[Entries from a dataset of interfaces]
# # #

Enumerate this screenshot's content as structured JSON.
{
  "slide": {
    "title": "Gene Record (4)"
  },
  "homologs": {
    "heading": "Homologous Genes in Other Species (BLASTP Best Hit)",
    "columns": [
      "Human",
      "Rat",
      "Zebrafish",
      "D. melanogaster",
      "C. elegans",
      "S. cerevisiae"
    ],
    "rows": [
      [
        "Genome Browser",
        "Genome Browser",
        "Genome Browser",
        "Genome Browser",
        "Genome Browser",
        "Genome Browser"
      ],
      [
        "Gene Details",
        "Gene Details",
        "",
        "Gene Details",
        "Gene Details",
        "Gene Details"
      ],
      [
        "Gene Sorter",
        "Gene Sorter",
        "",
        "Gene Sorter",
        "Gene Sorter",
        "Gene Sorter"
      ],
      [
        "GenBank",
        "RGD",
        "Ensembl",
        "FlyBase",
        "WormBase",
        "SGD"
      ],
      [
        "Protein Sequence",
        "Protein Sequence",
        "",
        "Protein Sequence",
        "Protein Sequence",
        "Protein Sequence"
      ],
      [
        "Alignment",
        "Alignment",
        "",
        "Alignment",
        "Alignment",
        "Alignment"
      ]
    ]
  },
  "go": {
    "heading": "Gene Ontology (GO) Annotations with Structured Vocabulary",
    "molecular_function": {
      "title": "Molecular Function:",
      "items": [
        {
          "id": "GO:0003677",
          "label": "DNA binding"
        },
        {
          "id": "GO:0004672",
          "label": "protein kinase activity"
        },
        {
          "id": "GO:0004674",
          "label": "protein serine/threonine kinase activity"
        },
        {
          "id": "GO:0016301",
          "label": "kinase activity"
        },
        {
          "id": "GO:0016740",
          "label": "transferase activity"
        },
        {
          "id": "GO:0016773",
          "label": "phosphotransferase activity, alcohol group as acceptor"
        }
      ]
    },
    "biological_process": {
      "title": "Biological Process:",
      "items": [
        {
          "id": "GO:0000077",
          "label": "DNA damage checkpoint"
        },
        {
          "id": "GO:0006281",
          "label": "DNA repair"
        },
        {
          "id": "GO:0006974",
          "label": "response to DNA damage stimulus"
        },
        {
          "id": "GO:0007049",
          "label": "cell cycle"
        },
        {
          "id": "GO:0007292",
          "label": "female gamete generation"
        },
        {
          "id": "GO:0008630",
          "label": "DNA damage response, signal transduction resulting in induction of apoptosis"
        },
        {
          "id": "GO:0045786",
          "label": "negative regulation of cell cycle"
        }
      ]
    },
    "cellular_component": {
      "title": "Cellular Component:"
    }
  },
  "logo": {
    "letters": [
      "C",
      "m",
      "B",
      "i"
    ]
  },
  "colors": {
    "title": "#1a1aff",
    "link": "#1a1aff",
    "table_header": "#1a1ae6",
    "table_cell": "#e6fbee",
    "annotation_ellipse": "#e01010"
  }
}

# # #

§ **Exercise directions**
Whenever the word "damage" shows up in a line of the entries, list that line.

§ **Task solution**
          "label": "DNA damage checkpoint"
          "label": "response to DNA damage stimulus"
          "label": "DNA damage response, signal transduction resulting in induction of apoptosis"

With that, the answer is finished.